Actors shake hands, smile etc. as the enter the Academy Awards, behind barriers. Why? Because they would get mobbed. Why would they get mobbed? Because the public is in awe of them. Why is the public in awe of them? Because they are "not one of us, or just like us". They are untouchable. Name me an industry, any "large' industry where the public/fans are allowed access and mingling randomly at any time. The NFL/ MLB/ NHL/ NBA etc. has fan appreciation day and welcomes the world, but stay behind that fence, shut your mouth and watch. Don't tell use how to run our business. I believe the movie industry, rodeo, WWE, and any other form of "large" entertainment industry does much the same. I have to wonder, Raffaele how they managed to remain "large?" I have to also wonder if not groveling, not interacting for acceptance, or not making your self available for a schmooze of kind words might be one of the reason.
What is the chance somebody is going to tell the Prima Ballerina at the end of a performance that she looked like she had two left feet? Not much, they are going to be busy schmoozing and double cheek kissing. But as she walks away, that's when the real thoughts and critique are initiated, and if the Prima Ballerina buys into that after "performance glad hand review", she's in trouble, and we are also. And we were a "large" industry before the rest of them.
If you think I am wrong, the general consensus of the Monte Carlo "zoo" in the professional zoological field, for the past 20 years is that it borders on a "Victorian menagerie." Nobody had the stones to tell the Prince that. They revered him in public and print as an "animal lover and guardian of endangered species." But now he is gone, and they are shutting the "animal paradise" down.
Don't think for a moment that somebody is really telling you what they think, at a after performace get together.

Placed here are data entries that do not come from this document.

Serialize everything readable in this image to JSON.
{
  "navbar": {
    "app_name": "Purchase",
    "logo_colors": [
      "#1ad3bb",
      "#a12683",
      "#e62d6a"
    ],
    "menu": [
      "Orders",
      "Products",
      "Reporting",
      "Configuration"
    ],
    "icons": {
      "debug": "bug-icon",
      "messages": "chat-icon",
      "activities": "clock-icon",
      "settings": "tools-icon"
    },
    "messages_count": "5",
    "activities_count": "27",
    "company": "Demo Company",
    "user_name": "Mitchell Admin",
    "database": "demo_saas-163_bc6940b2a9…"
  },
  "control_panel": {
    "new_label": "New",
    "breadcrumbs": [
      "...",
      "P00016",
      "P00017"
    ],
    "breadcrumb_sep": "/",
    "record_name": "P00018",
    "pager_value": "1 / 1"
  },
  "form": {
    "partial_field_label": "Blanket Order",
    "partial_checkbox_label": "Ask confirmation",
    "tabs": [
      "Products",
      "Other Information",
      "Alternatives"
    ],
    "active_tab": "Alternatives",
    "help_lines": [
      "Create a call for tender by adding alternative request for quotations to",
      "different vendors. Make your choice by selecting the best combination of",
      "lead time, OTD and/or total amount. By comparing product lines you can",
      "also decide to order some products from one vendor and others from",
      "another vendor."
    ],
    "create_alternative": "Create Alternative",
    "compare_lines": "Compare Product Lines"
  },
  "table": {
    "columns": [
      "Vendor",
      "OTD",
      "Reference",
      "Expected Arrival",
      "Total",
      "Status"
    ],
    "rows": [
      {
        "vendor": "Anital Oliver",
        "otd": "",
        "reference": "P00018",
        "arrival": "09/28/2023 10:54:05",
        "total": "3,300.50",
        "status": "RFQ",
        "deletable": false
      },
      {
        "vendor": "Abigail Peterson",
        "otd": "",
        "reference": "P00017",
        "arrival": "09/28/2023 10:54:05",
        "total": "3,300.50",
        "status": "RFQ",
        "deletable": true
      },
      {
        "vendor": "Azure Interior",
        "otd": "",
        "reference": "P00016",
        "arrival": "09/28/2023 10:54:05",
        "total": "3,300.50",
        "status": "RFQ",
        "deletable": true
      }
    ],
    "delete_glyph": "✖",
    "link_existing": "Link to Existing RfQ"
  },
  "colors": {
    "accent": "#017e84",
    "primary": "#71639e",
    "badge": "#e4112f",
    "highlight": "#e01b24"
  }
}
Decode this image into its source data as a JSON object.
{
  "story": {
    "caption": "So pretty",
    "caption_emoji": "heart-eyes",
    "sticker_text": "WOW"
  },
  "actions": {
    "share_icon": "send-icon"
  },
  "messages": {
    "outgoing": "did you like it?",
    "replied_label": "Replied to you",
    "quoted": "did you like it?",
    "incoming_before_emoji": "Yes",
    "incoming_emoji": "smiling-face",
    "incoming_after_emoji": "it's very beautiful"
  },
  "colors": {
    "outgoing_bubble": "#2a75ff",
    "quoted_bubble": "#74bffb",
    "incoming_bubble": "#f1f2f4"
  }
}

Showbiz David said...

Gentlemen, I am enjoying this. Join me at Starbucks for your favorite whatever.

Wade G. Burck said...

Show Biz,
It is called the exchange of ideas. Normally very insightful and educational if it is conducted by individuals who truly care for something,respect each other, and have no personal agenda other then wanting it to be the greatest. Would love to join you at Starbucks, and often tell my readers to come here for "History", go to the other deal to cut up jackpots.

john herriott said...

I put a comment on your blog addressing the issue of the K-M reporter and it was never aknowledged, but at last I see you got the point of my comment. I am pleased that you did. Seems like B0ob Childress agreed with me.

Showbiz David said...

Dear Mr. Herriott: Thanks much. Your comments were and are appreciated.

Anonymous said...

I enjoyed the show very much except for the juggler Matt Esqueda he looked a little to fat for the costume he had on.....he should lose some wight before going back in the ring.....

Matt esqueda said...

Thank you!!!!haha